**Extracted material**
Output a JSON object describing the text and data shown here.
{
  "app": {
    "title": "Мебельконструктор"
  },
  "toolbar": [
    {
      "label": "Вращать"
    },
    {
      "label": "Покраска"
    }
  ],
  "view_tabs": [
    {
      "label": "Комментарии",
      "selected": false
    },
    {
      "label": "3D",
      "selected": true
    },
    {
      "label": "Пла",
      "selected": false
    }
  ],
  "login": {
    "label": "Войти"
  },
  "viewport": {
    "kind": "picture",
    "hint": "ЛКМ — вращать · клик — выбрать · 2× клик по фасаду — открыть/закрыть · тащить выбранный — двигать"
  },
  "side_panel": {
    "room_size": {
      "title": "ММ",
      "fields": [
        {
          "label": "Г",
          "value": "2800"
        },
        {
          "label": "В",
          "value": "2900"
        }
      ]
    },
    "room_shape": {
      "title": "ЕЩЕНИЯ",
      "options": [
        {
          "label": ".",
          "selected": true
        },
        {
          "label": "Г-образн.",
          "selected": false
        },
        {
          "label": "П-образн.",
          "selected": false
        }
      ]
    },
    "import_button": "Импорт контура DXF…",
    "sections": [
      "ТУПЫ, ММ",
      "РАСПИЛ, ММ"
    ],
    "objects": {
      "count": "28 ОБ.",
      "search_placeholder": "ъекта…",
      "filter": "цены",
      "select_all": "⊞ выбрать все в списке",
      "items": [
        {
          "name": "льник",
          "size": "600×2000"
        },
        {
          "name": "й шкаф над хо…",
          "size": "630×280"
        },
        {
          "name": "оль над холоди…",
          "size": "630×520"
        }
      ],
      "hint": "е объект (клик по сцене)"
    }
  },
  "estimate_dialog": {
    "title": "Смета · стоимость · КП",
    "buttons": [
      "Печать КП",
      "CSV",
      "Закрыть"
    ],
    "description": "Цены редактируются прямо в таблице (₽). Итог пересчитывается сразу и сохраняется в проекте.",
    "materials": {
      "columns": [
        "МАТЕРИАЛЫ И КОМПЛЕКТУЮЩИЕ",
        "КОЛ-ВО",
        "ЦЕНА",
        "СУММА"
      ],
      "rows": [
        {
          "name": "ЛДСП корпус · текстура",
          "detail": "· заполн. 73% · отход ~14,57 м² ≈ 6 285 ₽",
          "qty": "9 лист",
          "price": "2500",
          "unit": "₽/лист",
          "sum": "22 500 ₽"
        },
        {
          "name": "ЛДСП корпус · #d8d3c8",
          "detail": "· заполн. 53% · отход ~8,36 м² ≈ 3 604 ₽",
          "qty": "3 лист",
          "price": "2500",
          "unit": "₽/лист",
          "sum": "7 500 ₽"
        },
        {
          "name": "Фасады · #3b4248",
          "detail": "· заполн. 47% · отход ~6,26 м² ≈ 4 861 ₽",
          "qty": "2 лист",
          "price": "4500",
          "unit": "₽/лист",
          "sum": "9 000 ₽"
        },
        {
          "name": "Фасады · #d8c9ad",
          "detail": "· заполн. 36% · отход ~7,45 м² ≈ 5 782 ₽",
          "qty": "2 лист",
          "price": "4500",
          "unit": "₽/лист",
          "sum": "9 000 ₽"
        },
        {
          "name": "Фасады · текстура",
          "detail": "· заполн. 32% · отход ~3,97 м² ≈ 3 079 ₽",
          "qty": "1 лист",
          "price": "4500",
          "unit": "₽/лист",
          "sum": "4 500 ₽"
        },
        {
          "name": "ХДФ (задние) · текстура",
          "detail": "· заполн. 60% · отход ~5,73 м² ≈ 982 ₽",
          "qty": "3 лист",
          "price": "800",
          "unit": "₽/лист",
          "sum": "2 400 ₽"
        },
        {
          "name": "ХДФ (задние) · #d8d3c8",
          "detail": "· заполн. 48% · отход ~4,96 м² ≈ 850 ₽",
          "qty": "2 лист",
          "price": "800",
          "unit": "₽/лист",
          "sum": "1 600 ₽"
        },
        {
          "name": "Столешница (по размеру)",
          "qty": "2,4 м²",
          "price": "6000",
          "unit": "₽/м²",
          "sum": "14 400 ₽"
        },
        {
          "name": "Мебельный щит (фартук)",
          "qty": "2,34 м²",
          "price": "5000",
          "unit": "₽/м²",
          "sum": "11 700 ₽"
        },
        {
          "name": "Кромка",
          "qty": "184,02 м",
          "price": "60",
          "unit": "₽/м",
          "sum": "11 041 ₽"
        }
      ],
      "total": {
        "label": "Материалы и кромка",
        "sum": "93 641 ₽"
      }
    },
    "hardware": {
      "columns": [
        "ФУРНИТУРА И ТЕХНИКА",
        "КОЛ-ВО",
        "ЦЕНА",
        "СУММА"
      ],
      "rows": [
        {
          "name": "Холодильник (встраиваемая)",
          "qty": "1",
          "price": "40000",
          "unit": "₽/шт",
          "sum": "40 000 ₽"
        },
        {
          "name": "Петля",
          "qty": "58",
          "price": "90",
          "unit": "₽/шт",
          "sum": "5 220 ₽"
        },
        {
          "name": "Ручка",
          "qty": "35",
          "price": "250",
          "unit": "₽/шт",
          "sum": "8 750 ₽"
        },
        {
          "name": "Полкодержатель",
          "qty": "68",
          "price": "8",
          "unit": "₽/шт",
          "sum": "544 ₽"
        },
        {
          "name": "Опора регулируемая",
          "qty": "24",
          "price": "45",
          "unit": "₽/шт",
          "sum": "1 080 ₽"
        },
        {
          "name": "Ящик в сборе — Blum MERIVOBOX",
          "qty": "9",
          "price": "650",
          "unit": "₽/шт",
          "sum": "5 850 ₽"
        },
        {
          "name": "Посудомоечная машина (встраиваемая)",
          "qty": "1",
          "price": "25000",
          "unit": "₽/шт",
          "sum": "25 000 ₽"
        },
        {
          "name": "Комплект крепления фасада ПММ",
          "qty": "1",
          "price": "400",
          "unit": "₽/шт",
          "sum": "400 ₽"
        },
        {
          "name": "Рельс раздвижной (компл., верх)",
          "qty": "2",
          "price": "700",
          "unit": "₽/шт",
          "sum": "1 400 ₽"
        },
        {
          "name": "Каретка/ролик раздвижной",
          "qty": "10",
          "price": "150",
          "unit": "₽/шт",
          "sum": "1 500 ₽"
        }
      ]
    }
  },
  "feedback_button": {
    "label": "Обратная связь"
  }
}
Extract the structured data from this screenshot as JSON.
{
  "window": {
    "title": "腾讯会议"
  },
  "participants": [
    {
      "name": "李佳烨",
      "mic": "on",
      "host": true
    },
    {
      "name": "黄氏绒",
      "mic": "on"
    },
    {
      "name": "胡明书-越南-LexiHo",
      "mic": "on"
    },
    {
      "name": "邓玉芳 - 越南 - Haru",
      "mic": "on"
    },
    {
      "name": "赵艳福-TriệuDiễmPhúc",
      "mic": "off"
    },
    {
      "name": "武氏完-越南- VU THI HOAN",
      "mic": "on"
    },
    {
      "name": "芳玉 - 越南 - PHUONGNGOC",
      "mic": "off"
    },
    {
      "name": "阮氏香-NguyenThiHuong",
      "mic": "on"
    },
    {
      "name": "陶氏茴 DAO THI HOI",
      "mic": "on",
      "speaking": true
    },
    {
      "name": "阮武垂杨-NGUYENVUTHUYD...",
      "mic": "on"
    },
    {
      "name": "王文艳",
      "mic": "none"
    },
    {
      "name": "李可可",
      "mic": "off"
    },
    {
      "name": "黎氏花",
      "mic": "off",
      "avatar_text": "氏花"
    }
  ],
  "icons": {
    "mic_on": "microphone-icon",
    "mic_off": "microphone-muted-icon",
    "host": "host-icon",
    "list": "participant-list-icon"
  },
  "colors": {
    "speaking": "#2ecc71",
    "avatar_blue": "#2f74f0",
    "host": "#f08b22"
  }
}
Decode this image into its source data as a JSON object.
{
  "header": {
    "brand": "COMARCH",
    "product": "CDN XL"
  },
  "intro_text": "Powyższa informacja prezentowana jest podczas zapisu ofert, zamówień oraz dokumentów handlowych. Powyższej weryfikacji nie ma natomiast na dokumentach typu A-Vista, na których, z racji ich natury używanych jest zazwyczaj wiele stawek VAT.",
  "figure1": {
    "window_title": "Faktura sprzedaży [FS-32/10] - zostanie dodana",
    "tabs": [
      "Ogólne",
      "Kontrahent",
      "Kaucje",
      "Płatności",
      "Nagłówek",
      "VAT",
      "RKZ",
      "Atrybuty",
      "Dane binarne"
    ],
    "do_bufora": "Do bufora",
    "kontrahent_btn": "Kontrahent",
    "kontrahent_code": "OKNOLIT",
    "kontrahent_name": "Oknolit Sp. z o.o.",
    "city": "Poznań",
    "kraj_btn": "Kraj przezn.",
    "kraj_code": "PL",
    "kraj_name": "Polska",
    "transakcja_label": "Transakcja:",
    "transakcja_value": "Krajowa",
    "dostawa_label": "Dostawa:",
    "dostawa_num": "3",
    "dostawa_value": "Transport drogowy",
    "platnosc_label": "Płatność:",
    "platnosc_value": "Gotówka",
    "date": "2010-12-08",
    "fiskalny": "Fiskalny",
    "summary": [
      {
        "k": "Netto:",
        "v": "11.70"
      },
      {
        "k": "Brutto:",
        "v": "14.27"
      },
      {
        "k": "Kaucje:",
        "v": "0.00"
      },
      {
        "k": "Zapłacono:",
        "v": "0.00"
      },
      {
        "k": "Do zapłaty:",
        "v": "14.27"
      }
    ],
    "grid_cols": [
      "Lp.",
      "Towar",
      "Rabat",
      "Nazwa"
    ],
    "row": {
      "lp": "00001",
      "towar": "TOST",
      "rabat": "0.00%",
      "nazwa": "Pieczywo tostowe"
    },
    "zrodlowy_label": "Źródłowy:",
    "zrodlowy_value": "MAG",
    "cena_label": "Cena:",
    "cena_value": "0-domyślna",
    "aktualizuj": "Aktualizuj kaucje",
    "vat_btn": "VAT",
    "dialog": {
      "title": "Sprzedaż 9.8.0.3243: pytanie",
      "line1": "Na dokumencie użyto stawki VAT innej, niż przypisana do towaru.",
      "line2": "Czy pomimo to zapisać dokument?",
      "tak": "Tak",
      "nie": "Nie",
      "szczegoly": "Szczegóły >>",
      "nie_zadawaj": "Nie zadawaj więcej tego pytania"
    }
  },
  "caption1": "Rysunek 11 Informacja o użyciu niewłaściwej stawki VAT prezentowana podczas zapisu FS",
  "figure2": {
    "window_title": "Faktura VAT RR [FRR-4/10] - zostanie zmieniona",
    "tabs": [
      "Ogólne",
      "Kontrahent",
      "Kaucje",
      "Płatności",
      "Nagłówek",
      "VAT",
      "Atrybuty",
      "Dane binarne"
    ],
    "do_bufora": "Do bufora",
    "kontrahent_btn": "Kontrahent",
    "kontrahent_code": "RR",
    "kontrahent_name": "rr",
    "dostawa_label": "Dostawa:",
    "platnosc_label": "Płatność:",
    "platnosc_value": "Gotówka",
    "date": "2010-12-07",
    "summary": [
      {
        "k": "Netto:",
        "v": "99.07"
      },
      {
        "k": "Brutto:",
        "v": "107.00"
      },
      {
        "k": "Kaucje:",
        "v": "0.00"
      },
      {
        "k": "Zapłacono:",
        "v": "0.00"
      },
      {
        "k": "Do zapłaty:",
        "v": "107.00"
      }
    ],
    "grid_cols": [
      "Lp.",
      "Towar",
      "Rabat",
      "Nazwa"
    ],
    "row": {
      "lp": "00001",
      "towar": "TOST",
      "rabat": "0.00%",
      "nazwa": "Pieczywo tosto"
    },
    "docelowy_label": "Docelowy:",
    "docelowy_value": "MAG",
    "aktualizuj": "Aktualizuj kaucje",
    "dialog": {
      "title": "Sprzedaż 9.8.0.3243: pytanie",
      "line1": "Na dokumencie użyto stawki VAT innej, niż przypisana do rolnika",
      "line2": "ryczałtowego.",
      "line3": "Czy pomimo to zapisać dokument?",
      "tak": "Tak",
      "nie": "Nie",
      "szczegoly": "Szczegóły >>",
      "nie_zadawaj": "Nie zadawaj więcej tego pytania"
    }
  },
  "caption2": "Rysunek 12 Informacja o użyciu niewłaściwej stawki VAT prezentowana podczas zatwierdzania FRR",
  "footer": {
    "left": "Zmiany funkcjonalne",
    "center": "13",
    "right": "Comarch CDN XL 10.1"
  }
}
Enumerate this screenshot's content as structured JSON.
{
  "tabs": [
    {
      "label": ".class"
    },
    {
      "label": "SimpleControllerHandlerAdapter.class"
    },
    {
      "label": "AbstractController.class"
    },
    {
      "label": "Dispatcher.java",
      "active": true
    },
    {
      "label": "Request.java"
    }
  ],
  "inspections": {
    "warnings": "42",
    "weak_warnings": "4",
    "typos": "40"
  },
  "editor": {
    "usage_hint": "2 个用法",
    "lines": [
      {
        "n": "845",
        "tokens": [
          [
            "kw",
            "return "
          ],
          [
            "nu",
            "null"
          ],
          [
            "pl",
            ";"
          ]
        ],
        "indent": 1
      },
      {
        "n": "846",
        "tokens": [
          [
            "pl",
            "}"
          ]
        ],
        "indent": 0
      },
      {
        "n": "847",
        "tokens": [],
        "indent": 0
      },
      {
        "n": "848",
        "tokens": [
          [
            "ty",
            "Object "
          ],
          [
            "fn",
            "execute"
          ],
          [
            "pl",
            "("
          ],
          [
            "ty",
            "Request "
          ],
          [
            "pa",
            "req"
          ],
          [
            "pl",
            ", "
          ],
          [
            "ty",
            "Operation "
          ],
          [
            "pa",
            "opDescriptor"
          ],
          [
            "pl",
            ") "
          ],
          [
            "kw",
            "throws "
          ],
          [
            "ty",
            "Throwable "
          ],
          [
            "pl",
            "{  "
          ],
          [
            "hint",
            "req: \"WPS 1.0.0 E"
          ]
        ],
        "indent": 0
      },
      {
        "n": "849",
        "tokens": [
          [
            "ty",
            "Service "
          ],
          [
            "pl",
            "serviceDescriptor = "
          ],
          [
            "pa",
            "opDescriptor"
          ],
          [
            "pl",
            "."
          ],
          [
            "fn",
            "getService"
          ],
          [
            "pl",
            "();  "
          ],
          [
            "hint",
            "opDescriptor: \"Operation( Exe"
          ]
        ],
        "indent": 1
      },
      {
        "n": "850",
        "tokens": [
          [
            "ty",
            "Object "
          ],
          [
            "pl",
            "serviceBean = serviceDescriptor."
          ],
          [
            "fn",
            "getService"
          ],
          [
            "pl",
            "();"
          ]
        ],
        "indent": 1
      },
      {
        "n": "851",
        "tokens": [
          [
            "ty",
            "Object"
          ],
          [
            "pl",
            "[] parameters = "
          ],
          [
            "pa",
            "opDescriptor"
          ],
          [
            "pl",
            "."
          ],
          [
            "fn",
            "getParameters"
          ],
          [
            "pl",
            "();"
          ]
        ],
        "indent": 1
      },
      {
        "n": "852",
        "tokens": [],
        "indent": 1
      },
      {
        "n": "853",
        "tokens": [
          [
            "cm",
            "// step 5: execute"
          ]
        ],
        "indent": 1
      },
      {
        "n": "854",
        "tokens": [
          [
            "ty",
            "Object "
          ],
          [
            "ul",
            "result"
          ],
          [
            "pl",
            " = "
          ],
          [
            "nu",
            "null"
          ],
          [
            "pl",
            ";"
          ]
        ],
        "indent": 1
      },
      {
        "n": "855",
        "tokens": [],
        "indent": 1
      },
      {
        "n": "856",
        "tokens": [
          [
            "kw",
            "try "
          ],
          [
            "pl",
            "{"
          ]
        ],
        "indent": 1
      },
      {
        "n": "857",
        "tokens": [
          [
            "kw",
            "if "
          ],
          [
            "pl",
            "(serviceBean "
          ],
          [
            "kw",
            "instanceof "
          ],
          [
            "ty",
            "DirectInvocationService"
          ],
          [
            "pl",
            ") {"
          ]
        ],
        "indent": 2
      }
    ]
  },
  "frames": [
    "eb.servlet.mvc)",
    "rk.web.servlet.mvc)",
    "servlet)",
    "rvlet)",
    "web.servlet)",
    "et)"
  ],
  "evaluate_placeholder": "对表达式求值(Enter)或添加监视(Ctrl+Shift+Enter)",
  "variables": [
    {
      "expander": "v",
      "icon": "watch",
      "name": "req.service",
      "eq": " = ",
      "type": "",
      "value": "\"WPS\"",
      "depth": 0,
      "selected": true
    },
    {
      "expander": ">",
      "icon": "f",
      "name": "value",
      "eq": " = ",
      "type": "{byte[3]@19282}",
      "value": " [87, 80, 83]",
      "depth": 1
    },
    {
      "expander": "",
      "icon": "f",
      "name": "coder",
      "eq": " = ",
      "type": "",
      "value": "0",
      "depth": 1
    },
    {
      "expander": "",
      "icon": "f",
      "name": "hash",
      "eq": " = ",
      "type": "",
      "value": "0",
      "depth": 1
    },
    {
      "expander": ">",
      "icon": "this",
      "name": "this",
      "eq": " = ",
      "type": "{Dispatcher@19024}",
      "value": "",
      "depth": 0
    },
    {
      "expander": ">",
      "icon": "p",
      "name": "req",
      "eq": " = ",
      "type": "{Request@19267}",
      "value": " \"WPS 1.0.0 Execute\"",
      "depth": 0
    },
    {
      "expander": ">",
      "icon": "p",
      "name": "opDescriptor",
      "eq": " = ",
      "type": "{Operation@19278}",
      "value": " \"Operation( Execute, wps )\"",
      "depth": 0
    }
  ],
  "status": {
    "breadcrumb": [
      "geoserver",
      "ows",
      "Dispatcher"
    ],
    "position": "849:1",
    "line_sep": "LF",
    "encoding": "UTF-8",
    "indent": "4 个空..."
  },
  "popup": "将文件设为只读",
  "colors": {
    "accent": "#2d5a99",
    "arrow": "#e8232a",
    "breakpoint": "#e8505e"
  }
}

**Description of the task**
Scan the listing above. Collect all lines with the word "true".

**Answer area**
      "selected": true
          "selected": true
      "host": true
      "speaking": true
      "active": true
      "selected": true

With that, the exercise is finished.